The sense of refinement is perhaps best exemplified by Top 20 hit Skin Deep and Let Me Down Easy. Die-hard fans may baulk at the lack of aggressive machismo, but there’s much to admire in the burnished melodies of No Mercy, Souls and Spain, a highlight of which is Greenfield’s organ break.
Norfolk Coast (EMI, 2004) (opens in new tab)
The band often struggled to find a signature stamp for their post-Cornwell albums throughout the 90s, but they suddenly hit top form with Norfolk Coast, their first album in six years.
New guitarist Baz Warne appeared to be a catalyst of sorts, helping them land their first Top 40 hit in over a decade with Big Thing Coming, and injecting fire into rabble-rousing nuggets like I Don’t Agree and Lost Control.
The others hardly slouch either. Burnel, in particular, unleashes some of the most belligerent bass lines of his career, while also sharing vocals on the record with departing singer Paul Roberts.
The Gospel According To The Meninblack (Liberty, 1981) (opens in new tab)
The closest The Stranglers ever got to a full-on prog album, their fifth record is an abstract concept piece that addresses conspiracy theories and the notion of aliens living among us.
Biblical portents abound, most strikingly on Second Coming, a song whose message suggests that, should Jesus indeed return to earth at any point in the future, he is likely to be rejected out of hand.
In the almost total absence of guitars, synths and electronic effects dominate, be it on the very strange Manna Machine or the fairground-like Waltzinblack. Although it’s Cornwell’s favourite Stranglers record, few bought it.
La Folie (Liberty, 1981) (opens in new tab)
After the avant-garde nature of The Gospel According To The Meninblack, with La Folie the band returned to more commercial climes. Studio mixer Tony Visconti was reportedly instructed to treat each song as if it were a hit single, and that he duly delivered with the remarkable Golden Brown.

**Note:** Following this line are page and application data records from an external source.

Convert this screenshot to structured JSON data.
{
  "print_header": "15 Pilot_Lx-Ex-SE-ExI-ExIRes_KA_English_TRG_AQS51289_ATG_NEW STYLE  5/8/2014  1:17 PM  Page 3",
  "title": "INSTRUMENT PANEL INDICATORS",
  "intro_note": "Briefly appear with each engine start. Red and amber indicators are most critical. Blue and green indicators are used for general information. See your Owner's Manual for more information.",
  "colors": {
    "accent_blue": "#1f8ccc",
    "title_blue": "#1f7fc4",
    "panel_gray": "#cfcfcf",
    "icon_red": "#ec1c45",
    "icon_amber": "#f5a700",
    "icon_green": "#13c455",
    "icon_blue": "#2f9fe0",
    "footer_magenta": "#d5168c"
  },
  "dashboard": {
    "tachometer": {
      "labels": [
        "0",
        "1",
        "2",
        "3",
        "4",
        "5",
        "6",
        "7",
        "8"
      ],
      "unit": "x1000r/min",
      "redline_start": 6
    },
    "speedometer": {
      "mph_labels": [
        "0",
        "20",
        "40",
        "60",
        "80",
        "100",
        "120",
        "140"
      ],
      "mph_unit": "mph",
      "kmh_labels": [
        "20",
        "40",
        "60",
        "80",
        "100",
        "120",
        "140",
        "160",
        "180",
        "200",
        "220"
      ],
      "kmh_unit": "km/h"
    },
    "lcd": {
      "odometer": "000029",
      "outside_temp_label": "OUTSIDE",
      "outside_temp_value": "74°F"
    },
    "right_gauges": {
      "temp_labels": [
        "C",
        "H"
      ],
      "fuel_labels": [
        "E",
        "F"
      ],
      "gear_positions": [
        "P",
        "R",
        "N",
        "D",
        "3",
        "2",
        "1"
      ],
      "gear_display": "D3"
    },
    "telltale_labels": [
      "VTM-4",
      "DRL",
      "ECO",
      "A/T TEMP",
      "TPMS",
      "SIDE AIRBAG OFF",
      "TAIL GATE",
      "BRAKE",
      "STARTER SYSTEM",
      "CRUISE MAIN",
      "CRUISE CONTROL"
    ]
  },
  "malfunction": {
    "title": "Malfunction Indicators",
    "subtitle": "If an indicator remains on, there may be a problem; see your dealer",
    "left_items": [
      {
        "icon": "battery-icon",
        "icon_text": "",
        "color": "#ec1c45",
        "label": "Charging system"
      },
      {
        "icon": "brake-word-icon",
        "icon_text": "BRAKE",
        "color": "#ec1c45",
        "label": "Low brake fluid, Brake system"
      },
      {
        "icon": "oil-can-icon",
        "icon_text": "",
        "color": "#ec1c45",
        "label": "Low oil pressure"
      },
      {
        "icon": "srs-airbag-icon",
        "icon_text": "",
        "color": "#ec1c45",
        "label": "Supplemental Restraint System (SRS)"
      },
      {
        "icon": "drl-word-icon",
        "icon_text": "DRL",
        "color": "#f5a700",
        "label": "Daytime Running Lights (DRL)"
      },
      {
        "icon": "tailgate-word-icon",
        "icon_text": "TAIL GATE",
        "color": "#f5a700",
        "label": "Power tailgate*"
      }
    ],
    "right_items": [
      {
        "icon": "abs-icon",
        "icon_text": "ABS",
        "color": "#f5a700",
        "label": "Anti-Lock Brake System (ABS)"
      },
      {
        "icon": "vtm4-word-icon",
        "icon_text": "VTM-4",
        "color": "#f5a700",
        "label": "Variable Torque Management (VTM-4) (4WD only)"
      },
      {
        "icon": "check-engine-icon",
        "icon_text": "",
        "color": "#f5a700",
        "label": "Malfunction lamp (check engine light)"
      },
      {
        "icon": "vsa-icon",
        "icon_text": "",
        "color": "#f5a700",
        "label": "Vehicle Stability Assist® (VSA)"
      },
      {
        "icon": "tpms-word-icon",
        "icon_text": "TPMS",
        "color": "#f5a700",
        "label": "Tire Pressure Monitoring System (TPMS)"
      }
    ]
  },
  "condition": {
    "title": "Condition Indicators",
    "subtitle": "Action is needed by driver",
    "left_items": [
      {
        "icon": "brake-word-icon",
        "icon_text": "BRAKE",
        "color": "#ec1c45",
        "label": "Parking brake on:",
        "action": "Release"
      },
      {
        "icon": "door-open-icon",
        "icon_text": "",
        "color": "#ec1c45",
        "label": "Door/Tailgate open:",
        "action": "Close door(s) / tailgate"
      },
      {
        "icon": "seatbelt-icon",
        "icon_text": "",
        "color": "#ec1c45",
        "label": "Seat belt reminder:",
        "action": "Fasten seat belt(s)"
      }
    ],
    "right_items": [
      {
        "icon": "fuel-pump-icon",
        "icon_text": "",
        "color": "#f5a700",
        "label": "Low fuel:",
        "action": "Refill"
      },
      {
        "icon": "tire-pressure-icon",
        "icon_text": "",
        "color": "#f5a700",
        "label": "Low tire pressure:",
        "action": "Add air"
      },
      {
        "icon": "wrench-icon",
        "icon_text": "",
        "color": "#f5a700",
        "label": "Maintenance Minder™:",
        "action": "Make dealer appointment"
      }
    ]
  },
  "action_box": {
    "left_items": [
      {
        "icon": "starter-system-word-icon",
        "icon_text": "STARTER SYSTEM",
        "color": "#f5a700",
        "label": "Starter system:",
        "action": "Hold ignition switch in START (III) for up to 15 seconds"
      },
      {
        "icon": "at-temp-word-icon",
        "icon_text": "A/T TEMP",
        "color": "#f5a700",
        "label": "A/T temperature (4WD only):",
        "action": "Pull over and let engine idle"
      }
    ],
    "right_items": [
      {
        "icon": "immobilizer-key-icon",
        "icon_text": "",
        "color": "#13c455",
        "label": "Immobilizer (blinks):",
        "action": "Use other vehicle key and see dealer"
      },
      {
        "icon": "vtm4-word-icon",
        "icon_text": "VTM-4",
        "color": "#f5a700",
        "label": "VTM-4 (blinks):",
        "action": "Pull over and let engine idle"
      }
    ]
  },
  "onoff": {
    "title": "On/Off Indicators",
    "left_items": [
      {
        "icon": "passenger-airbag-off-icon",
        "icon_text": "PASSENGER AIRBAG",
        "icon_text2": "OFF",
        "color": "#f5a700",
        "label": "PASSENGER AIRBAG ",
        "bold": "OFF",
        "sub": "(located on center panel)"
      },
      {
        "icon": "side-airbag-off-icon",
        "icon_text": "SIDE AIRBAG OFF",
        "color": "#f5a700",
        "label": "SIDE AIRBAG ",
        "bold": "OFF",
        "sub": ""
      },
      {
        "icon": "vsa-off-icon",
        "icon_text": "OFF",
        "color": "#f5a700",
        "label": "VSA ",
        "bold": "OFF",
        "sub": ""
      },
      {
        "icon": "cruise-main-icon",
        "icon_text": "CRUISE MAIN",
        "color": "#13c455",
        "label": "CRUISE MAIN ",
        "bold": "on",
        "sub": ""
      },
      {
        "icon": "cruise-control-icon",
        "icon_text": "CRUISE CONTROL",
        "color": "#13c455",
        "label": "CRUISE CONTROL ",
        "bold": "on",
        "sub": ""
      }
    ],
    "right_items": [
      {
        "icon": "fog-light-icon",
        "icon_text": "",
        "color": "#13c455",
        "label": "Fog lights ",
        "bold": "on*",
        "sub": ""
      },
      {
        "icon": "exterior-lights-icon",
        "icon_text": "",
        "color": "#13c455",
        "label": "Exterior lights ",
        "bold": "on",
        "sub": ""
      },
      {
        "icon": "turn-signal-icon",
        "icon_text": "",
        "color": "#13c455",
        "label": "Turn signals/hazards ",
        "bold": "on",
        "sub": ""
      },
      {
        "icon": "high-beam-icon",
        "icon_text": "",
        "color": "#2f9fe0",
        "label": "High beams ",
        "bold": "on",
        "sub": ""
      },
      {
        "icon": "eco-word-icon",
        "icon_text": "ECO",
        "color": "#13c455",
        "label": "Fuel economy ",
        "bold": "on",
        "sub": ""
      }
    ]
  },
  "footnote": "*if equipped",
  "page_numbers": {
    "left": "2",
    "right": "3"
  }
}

The track finds Dave Greenfield’s elegant melodicism to the fore, as Cornwell delivers lyrics about what makes him happy, namely heroin and his Mediterranean girlfriend.
Elsewhere, there’s the terrific The Man They Love To Hate, the Gainsbourg-ish smoulder of Burnel’s title track and the addictive Non Stop, a perverse ditty with an ecclesiastical bent.
Giants (Absolute/Ear Music, 2012) (opens in new tab)
It was thoroughly heartening to discover that The Stranglers were still capable of delivering quality product nearly 40 years down the line.
Burnel and Warne divvy up the vocals on this 17th studio album, which plays around with a variety of styles – blues, punk, classic rock and even a dash of tango – while imprinting the whole thing with a salty malevolence.
The nuanced oddness of tracks like Lowlands and the jazz-countryish My Fickle Resolve is offset by the strident rhythm of standouts Another Camden Afternoon and Freedom Is Insane. There’s nostalgia here too, Burnel bemoaning the lack of latter-day heroes on the title track.